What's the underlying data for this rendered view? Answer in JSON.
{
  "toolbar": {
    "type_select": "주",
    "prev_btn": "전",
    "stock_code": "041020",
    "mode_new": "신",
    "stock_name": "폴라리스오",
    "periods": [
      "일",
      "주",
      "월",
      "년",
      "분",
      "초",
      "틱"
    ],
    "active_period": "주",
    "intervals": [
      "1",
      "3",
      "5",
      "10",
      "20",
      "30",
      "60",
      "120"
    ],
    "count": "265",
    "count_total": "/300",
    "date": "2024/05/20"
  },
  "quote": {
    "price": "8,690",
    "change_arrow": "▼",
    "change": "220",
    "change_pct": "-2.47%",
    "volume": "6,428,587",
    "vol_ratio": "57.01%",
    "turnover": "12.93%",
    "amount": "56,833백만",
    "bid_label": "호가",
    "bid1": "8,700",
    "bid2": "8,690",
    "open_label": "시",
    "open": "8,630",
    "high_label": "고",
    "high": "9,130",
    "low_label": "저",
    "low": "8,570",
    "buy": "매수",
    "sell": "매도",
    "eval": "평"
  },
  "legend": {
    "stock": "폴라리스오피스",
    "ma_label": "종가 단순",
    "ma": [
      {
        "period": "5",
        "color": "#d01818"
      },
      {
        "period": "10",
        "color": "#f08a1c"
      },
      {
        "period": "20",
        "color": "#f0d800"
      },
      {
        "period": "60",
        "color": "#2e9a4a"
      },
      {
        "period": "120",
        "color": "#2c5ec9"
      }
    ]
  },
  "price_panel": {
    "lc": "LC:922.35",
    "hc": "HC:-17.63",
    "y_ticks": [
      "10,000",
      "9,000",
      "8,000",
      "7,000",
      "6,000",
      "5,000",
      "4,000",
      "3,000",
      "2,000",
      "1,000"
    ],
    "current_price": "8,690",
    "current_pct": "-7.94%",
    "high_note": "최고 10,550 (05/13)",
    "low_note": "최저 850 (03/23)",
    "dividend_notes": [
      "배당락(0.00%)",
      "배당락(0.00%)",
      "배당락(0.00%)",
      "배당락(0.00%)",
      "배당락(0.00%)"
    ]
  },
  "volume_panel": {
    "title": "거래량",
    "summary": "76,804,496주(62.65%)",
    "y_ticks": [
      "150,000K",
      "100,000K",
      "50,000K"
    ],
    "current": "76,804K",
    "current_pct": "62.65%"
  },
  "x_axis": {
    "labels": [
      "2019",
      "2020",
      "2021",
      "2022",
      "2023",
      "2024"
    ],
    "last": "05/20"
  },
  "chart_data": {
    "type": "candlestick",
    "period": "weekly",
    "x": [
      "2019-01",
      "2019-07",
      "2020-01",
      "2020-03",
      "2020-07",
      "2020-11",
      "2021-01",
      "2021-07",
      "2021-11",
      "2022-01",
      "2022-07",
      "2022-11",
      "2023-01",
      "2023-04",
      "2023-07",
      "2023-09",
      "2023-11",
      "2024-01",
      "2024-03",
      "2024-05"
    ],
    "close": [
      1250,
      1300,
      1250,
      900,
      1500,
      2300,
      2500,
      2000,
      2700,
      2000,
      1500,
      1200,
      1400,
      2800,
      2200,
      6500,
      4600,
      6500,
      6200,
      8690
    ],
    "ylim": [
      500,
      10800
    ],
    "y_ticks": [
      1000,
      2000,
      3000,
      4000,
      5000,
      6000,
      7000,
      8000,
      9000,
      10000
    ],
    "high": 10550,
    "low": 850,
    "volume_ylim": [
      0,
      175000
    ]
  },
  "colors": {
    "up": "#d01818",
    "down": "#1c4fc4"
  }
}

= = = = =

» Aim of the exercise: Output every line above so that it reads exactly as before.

» Response for this exercise:
What's the underlying data for this rendered view? Answer in JSON.
{
  "toolbar": {
    "type_select": "주",
    "prev_btn": "전",
    "stock_code": "041020",
    "mode_new": "신",
    "stock_name": "폴라리스오",
    "periods": [
      "일",
      "주",
      "월",
      "년",
      "분",
      "초",
      "틱"
    ],
    "active_period": "주",
    "intervals": [
      "1",
      "3",
      "5",
      "10",
      "20",
      "30",
      "60",
      "120"
    ],
    "count": "265",
    "count_total": "/300",
    "date": "2024/05/20"
  },
  "quote": {
    "price": "8,690",
    "change_arrow": "▼",
    "change": "220",
    "change_pct": "-2.47%",
    "volume": "6,428,587",
    "vol_ratio": "57.01%",
    "turnover": "12.93%",
    "amount": "56,833백만",
    "bid_label": "호가",
    "bid1": "8,700",
    "bid2": "8,690",
    "open_label": "시",
    "open": "8,630",
    "high_label": "고",
    "high": "9,130",
    "low_label": "저",
    "low": "8,570",
    "buy": "매수",
    "sell": "매도",
    "eval": "평"
  },
  "legend": {
    "stock": "폴라리스오피스",
    "ma_label": "종가 단순",
    "ma": [
      {
        "period": "5",
        "color": "#d01818"
      },
      {
        "period": "10",
        "color": "#f08a1c"
      },
      {
        "period": "20",
        "color": "#f0d800"
      },
      {
        "period": "60",
        "color": "#2e9a4a"
      },
      {
        "period": "120",
        "color": "#2c5ec9"
      }
    ]
  },
  "price_panel": {
    "lc": "LC:922.35",
    "hc": "HC:-17.63",
    "y_ticks": [
      "10,000",
      "9,000",
      "8,000",
      "7,000",
      "6,000",
      "5,000",
      "4,000",
      "3,000",
      "2,000",
      "1,000"
    ],
    "current_price": "8,690",
    "current_pct": "-7.94%",
    "high_note": "최고 10,550 (05/13)",
    "low_note": "최저 850 (03/23)",
    "dividend_notes": [
      "배당락(0.00%)",
      "배당락(0.00%)",
      "배당락(0.00%)",
      "배당락(0.00%)",
      "배당락(0.00%)"
    ]
  },
  "volume_panel": {
    "title": "거래량",
    "summary": "76,804,496주(62.65%)",
    "y_ticks": [
      "150,000K",
      "100,000K",
      "50,000K"
    ],
    "current": "76,804K",
    "current_pct": "62.65%"
  },
  "x_axis": {
    "labels": [
      "2019",
      "2020",
      "2021",
      "2022",
      "2023",
      "2024"
    ],
    "last": "05/20"
  },
  "chart_data": {
    "type": "candlestick",
    "period": "weekly",
    "x": [
      "2019-01",
      "2019-07",
      "2020-01",
      "2020-03",
      "2020-07",
      "2020-11",
      "2021-01",
      "2021-07",
      "2021-11",
      "2022-01",
      "2022-07",
      "2022-11",
      "2023-01",
      "2023-04",
      "2023-07",
      "2023-09",
      "2023-11",
      "2024-01",
      "2024-03",
      "2024-05"
    ],
    "close": [
      1250,
      1300,
      1250,
      900,
      1500,
      2300,
      2500,
      2000,
      2700,
      2000,
      1500,
      1200,
      1400,
      2800,
      2200,
      6500,
      4600,
      6500,
      6200,
      8690
    ],
    "ylim": [
      500,
      10800
    ],
    "y_ticks": [
      1000,
      2000,
      3000,
      4000,
      5000,
      6000,
      7000,
      8000,
      9000,
      10000
    ],
    "high": 10550,
    "low": 850,
    "volume_ylim": [
      0,
      175000
    ]
  },
  "colors": {
    "up": "#d01818",
    "down": "#1c4fc4"
  }
}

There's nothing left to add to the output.